When you perform manual review, use your positive and negative lists to quickly weed out those already have a “prior record.” This step can often be automated during your screening process before manual review. It is good to perform this step as early as possible (whether automated or manual) to not to spend time on reviewing these transactions, since these are likely to be repeat customers or repeat offenders with specific characteristics. For those of you that get an email confirmation with order details, try searching your email archive for past orders placed with similar data like the IP address, email, or shipping address.
Positive and negative lists can be developed for many different pieces of data, or combination of data. For example, you might want to create a positive list of good repeat customers. This can include their names, emails, phone numbers, addresses (both billing and shipping). It’s up to you to determine what pieces need to match before you determine that you are comfortable enough to let the order be fulfilled.

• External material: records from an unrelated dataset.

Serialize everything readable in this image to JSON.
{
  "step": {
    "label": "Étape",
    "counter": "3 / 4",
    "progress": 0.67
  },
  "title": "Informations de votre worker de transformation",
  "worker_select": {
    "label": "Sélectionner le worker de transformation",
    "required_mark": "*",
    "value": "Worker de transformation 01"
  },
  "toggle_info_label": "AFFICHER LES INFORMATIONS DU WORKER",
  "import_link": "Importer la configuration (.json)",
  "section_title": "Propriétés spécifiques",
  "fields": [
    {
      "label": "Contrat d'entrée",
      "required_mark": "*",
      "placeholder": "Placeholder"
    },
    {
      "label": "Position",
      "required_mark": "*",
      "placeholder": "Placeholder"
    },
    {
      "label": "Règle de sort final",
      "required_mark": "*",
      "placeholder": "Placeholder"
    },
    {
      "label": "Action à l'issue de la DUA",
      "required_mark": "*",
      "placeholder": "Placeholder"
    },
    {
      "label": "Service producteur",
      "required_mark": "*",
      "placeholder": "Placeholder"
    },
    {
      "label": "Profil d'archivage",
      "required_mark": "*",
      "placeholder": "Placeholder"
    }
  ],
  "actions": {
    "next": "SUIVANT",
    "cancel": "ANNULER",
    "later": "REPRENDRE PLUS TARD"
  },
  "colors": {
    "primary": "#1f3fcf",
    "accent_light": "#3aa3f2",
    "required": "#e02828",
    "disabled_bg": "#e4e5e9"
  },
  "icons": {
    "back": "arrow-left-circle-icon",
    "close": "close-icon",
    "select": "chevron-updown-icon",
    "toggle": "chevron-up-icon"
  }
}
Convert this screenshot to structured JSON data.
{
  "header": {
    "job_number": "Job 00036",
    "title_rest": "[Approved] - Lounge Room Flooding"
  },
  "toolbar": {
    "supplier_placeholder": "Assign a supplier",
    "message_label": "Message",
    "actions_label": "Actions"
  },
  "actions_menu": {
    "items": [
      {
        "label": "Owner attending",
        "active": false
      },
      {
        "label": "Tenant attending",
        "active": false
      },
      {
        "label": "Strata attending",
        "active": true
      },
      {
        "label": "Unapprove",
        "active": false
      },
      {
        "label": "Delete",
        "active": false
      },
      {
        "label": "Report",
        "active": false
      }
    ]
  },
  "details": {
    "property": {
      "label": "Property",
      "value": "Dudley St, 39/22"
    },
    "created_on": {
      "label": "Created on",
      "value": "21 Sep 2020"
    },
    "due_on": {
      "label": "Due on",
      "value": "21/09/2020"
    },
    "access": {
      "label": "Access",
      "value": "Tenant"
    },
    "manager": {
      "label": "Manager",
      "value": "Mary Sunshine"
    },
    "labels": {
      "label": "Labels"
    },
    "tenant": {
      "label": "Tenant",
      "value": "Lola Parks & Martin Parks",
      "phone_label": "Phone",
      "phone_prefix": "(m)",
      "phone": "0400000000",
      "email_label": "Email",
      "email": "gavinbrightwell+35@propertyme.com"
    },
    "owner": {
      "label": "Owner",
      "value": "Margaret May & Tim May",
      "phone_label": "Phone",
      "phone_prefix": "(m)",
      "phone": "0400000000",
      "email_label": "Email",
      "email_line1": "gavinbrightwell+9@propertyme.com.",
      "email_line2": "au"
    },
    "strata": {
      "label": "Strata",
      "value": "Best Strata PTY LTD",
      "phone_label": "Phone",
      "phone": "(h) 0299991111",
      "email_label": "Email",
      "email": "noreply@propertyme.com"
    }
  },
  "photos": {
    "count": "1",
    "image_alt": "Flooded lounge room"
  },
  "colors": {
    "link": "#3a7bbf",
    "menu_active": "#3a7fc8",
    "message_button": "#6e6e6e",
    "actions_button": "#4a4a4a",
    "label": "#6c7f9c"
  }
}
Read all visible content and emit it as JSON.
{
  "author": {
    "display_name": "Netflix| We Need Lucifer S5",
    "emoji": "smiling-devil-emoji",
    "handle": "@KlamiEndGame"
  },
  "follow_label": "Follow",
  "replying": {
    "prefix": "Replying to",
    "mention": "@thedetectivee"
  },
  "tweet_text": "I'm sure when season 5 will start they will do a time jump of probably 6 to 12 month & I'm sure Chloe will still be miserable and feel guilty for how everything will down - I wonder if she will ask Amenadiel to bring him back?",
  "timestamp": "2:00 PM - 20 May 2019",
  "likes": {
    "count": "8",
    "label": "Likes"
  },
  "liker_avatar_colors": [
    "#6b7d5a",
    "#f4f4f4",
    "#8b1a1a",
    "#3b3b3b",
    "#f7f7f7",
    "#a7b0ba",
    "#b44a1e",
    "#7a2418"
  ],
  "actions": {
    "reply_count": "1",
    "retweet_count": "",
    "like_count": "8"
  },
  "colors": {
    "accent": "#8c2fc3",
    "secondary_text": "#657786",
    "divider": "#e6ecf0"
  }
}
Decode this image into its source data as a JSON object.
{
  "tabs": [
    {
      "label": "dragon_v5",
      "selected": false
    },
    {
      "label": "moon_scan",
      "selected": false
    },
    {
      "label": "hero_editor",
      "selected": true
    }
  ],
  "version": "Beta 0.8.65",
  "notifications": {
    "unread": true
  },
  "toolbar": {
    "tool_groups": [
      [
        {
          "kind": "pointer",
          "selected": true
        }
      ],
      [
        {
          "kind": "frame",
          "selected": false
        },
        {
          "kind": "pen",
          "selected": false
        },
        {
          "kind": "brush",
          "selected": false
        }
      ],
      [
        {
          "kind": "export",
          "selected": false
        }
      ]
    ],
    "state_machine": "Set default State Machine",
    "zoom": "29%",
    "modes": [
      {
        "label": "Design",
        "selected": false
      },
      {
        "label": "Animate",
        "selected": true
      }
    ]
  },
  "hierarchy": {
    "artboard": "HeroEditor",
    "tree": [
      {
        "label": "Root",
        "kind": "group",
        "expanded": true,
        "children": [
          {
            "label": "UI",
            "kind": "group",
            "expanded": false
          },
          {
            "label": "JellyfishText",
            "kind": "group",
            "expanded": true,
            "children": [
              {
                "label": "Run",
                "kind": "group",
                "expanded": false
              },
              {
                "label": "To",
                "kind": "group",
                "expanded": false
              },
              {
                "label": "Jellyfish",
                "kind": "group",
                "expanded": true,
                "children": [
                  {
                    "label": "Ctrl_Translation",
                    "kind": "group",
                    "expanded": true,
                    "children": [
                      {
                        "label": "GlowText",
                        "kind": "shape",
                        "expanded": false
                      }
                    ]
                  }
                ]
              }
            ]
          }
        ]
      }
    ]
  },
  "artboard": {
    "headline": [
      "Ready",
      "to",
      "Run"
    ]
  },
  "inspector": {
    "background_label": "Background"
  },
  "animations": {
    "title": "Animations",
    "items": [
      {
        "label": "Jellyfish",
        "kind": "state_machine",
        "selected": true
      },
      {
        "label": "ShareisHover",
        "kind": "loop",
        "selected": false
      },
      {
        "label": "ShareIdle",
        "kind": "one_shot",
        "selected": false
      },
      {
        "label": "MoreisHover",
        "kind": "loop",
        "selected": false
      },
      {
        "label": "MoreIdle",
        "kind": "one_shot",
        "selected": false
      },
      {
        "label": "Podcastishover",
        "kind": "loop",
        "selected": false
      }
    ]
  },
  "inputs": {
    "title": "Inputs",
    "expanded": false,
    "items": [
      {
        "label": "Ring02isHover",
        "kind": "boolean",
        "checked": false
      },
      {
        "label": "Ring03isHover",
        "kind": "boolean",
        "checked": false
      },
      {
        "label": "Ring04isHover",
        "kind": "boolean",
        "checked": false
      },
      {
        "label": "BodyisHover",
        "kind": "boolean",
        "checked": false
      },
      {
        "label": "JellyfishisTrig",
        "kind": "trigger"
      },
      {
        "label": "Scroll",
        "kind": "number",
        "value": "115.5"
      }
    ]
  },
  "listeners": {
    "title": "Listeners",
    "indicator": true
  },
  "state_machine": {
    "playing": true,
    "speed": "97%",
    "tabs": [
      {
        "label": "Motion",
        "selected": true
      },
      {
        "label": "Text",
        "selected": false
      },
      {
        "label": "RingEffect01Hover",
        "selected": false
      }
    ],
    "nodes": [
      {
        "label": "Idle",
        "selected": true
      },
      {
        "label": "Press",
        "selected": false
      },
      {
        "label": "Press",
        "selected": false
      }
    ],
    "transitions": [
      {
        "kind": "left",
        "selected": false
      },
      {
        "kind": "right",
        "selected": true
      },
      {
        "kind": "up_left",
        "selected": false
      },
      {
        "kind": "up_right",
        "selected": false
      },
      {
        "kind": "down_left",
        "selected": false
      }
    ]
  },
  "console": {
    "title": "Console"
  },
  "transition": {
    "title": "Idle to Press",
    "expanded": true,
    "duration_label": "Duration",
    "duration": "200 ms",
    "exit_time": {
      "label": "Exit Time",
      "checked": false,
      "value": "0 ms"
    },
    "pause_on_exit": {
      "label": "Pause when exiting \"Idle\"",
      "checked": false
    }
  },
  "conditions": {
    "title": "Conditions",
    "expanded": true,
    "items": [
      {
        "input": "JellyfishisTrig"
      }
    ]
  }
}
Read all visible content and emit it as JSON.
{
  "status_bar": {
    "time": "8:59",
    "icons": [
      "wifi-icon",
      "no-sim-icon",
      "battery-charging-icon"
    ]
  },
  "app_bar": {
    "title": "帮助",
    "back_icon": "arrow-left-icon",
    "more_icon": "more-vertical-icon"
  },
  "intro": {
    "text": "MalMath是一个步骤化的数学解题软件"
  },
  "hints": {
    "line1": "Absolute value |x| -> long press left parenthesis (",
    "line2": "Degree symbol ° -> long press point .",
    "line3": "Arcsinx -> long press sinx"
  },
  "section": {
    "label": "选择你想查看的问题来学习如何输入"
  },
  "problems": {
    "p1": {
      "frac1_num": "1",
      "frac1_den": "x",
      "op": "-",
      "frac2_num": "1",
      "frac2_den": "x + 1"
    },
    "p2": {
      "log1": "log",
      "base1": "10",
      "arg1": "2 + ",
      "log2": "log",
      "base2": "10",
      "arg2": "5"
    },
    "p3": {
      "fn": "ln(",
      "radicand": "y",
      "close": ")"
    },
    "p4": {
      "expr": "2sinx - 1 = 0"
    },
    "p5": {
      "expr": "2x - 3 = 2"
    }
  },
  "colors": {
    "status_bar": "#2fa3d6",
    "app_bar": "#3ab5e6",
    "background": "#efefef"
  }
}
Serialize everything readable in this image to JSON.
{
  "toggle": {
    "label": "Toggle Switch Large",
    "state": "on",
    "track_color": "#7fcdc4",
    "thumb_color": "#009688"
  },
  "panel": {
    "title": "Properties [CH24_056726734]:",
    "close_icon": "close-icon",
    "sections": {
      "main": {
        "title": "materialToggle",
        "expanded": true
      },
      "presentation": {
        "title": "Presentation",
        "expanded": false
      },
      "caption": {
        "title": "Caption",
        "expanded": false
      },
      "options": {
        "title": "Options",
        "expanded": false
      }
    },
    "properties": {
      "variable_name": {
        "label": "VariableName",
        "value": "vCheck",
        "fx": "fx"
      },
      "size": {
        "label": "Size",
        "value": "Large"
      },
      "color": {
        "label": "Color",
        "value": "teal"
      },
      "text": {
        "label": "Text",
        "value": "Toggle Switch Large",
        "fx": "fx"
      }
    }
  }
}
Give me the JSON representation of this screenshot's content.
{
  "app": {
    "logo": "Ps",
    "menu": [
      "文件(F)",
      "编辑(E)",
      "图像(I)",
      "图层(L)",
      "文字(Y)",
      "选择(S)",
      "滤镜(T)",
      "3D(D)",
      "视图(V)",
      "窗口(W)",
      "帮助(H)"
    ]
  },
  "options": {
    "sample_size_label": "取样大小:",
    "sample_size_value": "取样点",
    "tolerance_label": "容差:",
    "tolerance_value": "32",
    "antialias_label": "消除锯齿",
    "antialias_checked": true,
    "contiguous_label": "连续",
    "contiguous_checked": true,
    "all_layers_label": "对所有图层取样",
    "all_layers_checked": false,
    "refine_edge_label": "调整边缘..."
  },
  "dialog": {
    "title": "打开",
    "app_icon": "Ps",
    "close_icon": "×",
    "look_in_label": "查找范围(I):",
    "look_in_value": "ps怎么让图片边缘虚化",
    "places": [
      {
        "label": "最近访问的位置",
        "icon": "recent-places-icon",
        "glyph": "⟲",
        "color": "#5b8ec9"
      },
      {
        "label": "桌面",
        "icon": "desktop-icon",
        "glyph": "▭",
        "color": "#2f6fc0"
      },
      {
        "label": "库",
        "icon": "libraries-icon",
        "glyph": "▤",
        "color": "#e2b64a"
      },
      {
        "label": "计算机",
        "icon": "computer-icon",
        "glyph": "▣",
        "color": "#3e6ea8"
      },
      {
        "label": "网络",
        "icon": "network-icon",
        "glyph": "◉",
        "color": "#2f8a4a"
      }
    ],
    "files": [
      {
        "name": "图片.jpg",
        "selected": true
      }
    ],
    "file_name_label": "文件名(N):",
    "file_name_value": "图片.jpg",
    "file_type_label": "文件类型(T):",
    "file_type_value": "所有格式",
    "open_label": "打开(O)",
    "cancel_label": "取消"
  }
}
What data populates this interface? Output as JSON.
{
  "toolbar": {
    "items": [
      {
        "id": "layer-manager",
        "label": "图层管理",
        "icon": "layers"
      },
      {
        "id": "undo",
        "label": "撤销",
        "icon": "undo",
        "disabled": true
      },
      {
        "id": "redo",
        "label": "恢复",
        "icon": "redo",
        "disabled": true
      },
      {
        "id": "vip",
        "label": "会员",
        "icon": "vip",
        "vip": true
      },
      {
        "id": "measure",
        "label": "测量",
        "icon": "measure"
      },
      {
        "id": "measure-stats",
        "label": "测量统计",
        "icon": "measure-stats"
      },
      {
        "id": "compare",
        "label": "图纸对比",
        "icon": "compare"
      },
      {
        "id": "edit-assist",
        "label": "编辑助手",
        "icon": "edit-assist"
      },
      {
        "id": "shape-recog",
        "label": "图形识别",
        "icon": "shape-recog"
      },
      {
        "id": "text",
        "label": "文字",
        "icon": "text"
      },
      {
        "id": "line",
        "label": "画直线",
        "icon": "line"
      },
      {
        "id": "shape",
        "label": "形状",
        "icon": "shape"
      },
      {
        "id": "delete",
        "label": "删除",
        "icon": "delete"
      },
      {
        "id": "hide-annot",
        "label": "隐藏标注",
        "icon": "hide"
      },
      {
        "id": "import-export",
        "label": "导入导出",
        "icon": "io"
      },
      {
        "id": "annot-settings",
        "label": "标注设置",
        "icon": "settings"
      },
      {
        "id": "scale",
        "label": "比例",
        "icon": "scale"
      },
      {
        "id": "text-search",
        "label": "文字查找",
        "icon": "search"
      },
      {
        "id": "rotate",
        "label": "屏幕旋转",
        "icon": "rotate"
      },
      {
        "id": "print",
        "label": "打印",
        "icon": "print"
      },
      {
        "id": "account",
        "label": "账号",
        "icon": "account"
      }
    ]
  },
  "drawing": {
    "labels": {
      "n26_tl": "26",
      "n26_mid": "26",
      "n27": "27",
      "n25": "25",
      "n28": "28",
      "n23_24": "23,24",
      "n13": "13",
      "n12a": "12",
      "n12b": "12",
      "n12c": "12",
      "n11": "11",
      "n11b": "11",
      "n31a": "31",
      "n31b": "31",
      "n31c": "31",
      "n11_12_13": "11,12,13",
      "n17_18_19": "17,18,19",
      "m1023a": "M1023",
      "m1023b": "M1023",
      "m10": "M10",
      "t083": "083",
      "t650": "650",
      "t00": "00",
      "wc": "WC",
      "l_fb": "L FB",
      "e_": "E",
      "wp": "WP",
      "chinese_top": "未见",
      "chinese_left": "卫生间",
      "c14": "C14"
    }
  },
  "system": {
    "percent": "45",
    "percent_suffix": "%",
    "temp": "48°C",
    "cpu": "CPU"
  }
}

Alternatively, if you find that certain users have abused you/your store repeated, put them on a negative list using identifying information such as IP address, name or email addresses. You might also want to develop a high risk shipping addresses to reject orders that are going to those high risk locations.
3. Dig deeper by looking for information out of place
A lot of times fraudsters try to make things look as real as possible to past review. In this step, you should keep that in mind and sound the alarm bell when something seems out of place. It is much easier to look for abnormalities when all the information you need in one place.
Use your common sense. I cannot stress that one enough. Does it seem weird someone is shipping 20 laptops to a warehouse 3000 miles away? Or for same customer to make many repeat purchases within a very short period of time? Your experience with and knowledge of your customer will help you determine what is out of the ordinary. If you just opened your store and don’t have that much traffic and a very big order comes from overseas randomly, think if this makes sense.
This is also a good time to investigate and verify information. Do a IP lookup to see where the order was placed from. Look up the social profile using the email address given. The more information you get, the more comfortable/uncomfortable you will be to take the risk of fulfilling the order.
4. Don’t forget to cross reference
In step 3, you are looking up and using tools to look up additional information to verify an order. Don’t forget to cross reference all the information you have dug up. For example, if the person ordering products from you claims to be from Company X and you find that the IP belongs to Company X and the shipping address is going to Company X, then you should feel confident that this is unlikely to be a bad order.